Problem to solve: Copy out all of the material. Every line must match the original.
□ □ □
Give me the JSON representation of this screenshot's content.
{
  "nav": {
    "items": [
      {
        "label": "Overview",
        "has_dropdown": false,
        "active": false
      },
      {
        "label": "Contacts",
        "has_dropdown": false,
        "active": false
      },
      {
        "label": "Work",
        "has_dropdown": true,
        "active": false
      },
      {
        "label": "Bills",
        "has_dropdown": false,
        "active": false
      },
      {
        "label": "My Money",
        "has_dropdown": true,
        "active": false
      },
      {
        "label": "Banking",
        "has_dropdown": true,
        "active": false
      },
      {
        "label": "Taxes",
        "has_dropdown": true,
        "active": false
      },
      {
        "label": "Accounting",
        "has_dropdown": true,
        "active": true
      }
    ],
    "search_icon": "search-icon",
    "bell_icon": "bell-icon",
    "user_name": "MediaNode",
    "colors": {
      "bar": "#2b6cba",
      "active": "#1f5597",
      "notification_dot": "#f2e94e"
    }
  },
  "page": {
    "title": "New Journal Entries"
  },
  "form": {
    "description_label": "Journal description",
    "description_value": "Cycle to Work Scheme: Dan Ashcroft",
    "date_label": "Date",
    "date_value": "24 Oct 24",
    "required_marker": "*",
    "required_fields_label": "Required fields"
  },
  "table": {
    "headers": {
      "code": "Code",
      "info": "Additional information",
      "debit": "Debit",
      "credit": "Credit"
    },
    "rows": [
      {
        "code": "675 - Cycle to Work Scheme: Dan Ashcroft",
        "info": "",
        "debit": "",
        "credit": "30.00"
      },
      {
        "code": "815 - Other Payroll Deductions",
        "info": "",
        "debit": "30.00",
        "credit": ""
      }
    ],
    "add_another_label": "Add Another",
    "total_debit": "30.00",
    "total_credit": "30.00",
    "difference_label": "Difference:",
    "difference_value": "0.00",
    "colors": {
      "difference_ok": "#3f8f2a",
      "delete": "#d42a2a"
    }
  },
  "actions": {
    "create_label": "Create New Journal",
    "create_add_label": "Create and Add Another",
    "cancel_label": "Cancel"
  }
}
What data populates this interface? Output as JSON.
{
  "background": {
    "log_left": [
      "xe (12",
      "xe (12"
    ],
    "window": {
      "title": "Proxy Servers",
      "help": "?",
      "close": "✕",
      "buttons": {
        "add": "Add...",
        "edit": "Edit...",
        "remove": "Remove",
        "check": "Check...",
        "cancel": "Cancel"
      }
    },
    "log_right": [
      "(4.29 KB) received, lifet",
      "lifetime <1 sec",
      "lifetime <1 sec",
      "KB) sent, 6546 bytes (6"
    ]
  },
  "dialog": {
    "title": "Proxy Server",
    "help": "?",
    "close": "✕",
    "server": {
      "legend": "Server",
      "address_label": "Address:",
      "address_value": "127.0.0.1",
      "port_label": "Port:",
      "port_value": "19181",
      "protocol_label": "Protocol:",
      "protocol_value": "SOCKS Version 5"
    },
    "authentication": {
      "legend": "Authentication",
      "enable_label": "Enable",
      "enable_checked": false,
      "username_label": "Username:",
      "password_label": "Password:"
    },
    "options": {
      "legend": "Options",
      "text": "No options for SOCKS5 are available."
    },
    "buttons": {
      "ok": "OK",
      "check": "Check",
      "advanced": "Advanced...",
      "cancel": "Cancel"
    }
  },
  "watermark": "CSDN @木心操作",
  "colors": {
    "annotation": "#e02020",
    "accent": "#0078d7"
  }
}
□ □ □
Output of the exercise:
Give me the JSON representation of this screenshot's content.
{
  "nav": {
    "items": [
      {
        "label": "Overview",
        "has_dropdown": false,
        "active": false
      },
      {
        "label": "Contacts",
        "has_dropdown": false,
        "active": false
      },
      {
        "label": "Work",
        "has_dropdown": true,
        "active": false
      },
      {
        "label": "Bills",
        "has_dropdown": false,
        "active": false
      },
      {
        "label": "My Money",
        "has_dropdown": true,
        "active": false
      },
      {
        "label": "Banking",
        "has_dropdown": true,
        "active": false
      },
      {
        "label": "Taxes",
        "has_dropdown": true,
        "active": false
      },
      {
        "label": "Accounting",
        "has_dropdown": true,
        "active": true
      }
    ],
    "search_icon": "search-icon",
    "bell_icon": "bell-icon",
    "user_name": "MediaNode",
    "colors": {
      "bar": "#2b6cba",
      "active": "#1f5597",
      "notification_dot": "#f2e94e"
    }
  },
  "page": {
    "title": "New Journal Entries"
  },
  "form": {
    "description_label": "Journal description",
    "description_value": "Cycle to Work Scheme: Dan Ashcroft",
    "date_label": "Date",
    "date_value": "24 Oct 24",
    "required_marker": "*",
    "required_fields_label": "Required fields"
  },
  "table": {
    "headers": {
      "code": "Code",
      "info": "Additional information",
      "debit": "Debit",
      "credit": "Credit"
    },
    "rows": [
      {
        "code": "675 - Cycle to Work Scheme: Dan Ashcroft",
        "info": "",
        "debit": "",
        "credit": "30.00"
      },
      {
        "code": "815 - Other Payroll Deductions",
        "info": "",
        "debit": "30.00",
        "credit": ""
      }
    ],
    "add_another_label": "Add Another",
    "total_debit": "30.00",
    "total_credit": "30.00",
    "difference_label": "Difference:",
    "difference_value": "0.00",
    "colors": {
      "difference_ok": "#3f8f2a",
      "delete": "#d42a2a"
    }
  },
  "actions": {
    "create_label": "Create New Journal",
    "create_add_label": "Create and Add Another",
    "cancel_label": "Cancel"
  }
}
What data populates this interface? Output as JSON.
{
  "background": {
    "log_left": [
      "xe (12",
      "xe (12"
    ],
    "window": {
      "title": "Proxy Servers",
      "help": "?",
      "close": "✕",
      "buttons": {
        "add": "Add...",
        "edit": "Edit...",
        "remove": "Remove",
        "check": "Check...",
        "cancel": "Cancel"
      }
    },
    "log_right": [
      "(4.29 KB) received, lifet",
      "lifetime <1 sec",
      "lifetime <1 sec",
      "KB) sent, 6546 bytes (6"
    ]
  },
  "dialog": {
    "title": "Proxy Server",
    "help": "?",
    "close": "✕",
    "server": {
      "legend": "Server",
      "address_label": "Address:",
      "address_value": "127.0.0.1",
      "port_label": "Port:",
      "port_value": "19181",
      "protocol_label": "Protocol:",
      "protocol_value": "SOCKS Version 5"
    },
    "authentication": {
      "legend": "Authentication",
      "enable_label": "Enable",
      "enable_checked": false,
      "username_label": "Username:",
      "password_label": "Password:"
    },
    "options": {
      "legend": "Options",
      "text": "No options for SOCKS5 are available."
    },
    "buttons": {
      "ok": "OK",
      "check": "Check",
      "advanced": "Advanced...",
      "cancel": "Cancel"
    }
  },
  "watermark": "CSDN @木心操作",
  "colors": {
    "annotation": "#e02020",
    "accent": "#0078d7"
  }
}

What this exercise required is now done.